Note: G-d makes earthquakes.
The eastern wall of Jerusalem’s Temple Mount is in danger of immediate collapse because of damage caused by the February 11 earthquake, a classified government report issued this week concludes. The report, written by the Israel Antiquities Authority, has been distributed to senior ministers by Prime Minister Ariel Sharon’s military attache, Brig.-Gen. Yoav Galant, officials said Thursday.
The classified report, details of which were first published in Yediot Aharonot, says that the earthquake damaged the eastern wall of the Temple Mount to such an extent that sections of the wall are liable to cave in on the underground architectural support of the mount, known as Solomon’s Stables.
The Antiquities Authority refused to comment on the report.

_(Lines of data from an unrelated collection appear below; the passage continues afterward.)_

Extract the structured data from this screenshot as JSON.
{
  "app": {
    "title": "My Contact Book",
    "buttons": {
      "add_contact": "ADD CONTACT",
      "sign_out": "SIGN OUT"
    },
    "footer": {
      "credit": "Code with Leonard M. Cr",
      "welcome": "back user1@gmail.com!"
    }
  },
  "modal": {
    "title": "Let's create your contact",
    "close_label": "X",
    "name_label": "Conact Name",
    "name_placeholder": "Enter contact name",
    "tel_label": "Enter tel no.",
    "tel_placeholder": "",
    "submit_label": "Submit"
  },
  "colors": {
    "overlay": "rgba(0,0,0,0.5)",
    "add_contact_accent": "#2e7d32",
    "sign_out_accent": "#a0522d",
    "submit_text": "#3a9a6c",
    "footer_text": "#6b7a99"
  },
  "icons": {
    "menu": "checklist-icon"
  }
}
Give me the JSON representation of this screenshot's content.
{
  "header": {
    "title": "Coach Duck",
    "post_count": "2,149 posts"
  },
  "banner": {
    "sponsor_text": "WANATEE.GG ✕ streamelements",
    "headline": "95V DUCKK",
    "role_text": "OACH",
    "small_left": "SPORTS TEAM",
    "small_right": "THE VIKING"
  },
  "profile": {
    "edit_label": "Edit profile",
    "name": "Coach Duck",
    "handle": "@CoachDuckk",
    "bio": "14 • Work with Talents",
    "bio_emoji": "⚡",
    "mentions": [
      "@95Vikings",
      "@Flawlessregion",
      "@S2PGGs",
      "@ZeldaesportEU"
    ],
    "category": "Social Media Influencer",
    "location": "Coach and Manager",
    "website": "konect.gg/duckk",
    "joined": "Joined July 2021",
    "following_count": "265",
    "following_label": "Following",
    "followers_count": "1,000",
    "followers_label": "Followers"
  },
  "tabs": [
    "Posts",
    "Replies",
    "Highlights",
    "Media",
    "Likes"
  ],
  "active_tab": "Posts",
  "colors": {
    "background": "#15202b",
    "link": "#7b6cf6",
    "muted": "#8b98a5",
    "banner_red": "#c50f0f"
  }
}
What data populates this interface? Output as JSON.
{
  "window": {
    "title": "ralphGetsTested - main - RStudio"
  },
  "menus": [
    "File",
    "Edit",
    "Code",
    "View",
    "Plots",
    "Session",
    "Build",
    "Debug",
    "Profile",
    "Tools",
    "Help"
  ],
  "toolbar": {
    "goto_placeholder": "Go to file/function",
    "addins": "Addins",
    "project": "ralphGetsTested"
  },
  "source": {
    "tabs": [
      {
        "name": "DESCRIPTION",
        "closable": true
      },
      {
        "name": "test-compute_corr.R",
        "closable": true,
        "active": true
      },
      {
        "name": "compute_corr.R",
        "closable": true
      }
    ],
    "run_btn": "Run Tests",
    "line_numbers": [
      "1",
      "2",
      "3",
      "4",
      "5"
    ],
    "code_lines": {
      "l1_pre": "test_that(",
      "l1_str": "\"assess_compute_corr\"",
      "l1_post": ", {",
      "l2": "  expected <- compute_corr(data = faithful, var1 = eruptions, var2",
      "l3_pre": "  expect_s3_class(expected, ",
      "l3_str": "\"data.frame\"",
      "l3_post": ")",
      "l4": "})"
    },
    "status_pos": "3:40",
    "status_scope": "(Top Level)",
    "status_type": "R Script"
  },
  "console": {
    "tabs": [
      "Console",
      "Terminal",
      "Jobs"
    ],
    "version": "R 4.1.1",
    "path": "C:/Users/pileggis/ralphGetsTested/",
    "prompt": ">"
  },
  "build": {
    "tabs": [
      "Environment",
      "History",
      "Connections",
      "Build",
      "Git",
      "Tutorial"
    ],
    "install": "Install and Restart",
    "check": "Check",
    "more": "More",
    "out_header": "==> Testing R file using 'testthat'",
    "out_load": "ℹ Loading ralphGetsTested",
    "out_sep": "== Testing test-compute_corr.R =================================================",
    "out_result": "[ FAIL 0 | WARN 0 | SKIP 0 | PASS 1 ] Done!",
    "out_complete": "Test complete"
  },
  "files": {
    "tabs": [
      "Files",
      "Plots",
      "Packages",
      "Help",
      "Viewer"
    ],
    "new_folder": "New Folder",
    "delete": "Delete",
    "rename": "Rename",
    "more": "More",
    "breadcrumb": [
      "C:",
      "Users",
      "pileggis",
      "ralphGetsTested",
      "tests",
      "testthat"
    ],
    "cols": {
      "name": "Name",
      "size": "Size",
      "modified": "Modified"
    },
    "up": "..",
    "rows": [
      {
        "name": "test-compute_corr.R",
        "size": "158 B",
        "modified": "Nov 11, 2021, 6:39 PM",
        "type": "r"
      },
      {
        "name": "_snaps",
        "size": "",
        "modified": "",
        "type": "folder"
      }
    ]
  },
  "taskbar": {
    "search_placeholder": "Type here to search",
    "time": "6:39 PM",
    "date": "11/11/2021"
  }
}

But officials confirmed Thursday that the report has been sent to a number of government ministers including Internal Security Minister Tzahi Hanegbi, Industry, Trade, and Labor Minister Ehud Olmert, Education Minister Limor Livnat, and Minister for Jerusalem and Diaspora Affairs Natan Sharansky.
The report has also been forwarded to the heads of the Shin Bet, Mossad, and to Israel Police Insp.-Gen. Shlomo Aharonishky, and Attorney-General Menahem Mazuz.
All of the recipients have been asked to forward their recommendations on the matter to the prime minister ahead of a planned meeting on the issue, expected shortly.
The report includes several documents prepared by officials in the Antiquities Authority, who suggest that the area in question be declared off-limits until repairs are carried out at the site.
New cracks and movements in the already fragile 2,000-year-old wall were discerned by archeologists following the February earthquake, the report states.
The earthquake, which measured 5 on the Richter scale, did not cause any serious injuries or damage.
Wakf (Islamic Trust) director Adnan Husseini on Thursday said that the report over damage to the wall caused by the earthquake was “incorrect.” “We do not understand how such a report could be issued since there is no problem due to the earthquake,” he said.
The report comes as a team of Jordanian engineers continues to carry out repair work on a separate bulge on the southern wall of the Temple Mount, adjacent to Solomon’s Stables.
It was not clear Thursday if the Jordanians would be asked by Israel to repair the eastern wall as well.
In February, the head of the Jordanian team, Dr. Raief Najim, said that additional restoration work was needed in other areas, including the eastern wall.
Israeli archeologists say that the bulge on the southern wall was caused by the Wakf construction work at Solomon’s Stables over the last decade, while a Jordanian report states that it was the result of the natural flow of rainwater over the centuries.
Israel maintains overall security of the site, while the Wakf is charged with day-to-day maintenance at the compound.
In the late 1990s, the Wakf turned Solomon’s Stables into the largest mosque in the country, that can accommodate 30,000 worshipers. Its excavation caused extensive damage to antiquities at Judaism’s holiest site, which were unearthed and then heaped onto a garbage dump.
Israeli archeologists from the Antiquities Authority have not been carrying out routine supervision at the site for more than three years, despite the reopening of the ancient compound to non-Muslims last year, due to concern over renewed Palestinian violence at the site.